BEGIN Input records

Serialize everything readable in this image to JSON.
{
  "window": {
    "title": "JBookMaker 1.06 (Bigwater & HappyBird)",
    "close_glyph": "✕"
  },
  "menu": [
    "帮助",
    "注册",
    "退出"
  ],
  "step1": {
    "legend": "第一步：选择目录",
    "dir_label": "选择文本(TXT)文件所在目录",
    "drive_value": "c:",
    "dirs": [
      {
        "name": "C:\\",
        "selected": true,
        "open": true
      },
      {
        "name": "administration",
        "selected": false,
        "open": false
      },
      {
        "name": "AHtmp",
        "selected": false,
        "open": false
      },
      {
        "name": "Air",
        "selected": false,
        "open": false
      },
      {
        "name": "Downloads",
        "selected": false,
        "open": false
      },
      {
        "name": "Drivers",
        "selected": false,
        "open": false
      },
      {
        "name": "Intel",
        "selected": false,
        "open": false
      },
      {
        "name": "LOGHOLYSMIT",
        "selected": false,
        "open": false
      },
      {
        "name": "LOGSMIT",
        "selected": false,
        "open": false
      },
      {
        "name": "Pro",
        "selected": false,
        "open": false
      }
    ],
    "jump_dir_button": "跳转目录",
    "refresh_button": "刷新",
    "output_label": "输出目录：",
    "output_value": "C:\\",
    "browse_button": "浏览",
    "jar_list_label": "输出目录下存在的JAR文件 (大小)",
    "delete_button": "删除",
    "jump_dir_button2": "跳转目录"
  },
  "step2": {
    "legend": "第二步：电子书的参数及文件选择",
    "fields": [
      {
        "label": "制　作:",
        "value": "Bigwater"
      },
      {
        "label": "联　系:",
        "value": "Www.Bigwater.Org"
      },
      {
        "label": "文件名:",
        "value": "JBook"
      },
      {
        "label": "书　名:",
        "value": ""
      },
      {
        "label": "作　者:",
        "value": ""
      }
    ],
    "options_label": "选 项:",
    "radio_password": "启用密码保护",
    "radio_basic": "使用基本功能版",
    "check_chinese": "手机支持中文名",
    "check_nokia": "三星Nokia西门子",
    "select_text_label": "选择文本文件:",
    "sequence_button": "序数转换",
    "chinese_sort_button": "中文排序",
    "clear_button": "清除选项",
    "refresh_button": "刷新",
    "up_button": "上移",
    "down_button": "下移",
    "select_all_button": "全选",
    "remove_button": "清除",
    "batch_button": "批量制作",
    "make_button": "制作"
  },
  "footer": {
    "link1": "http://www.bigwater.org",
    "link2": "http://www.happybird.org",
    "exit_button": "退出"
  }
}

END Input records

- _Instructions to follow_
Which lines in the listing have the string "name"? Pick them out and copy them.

- _Output_
        "name": "C:\\",
        "name": "administration",
        "name": "AHtmp",
        "name": "Air",
        "name": "Downloads",
        "name": "Drivers",
        "name": "Intel",
        "name": "LOGHOLYSMIT",
        "name": "LOGSMIT",
        "name": "Pro",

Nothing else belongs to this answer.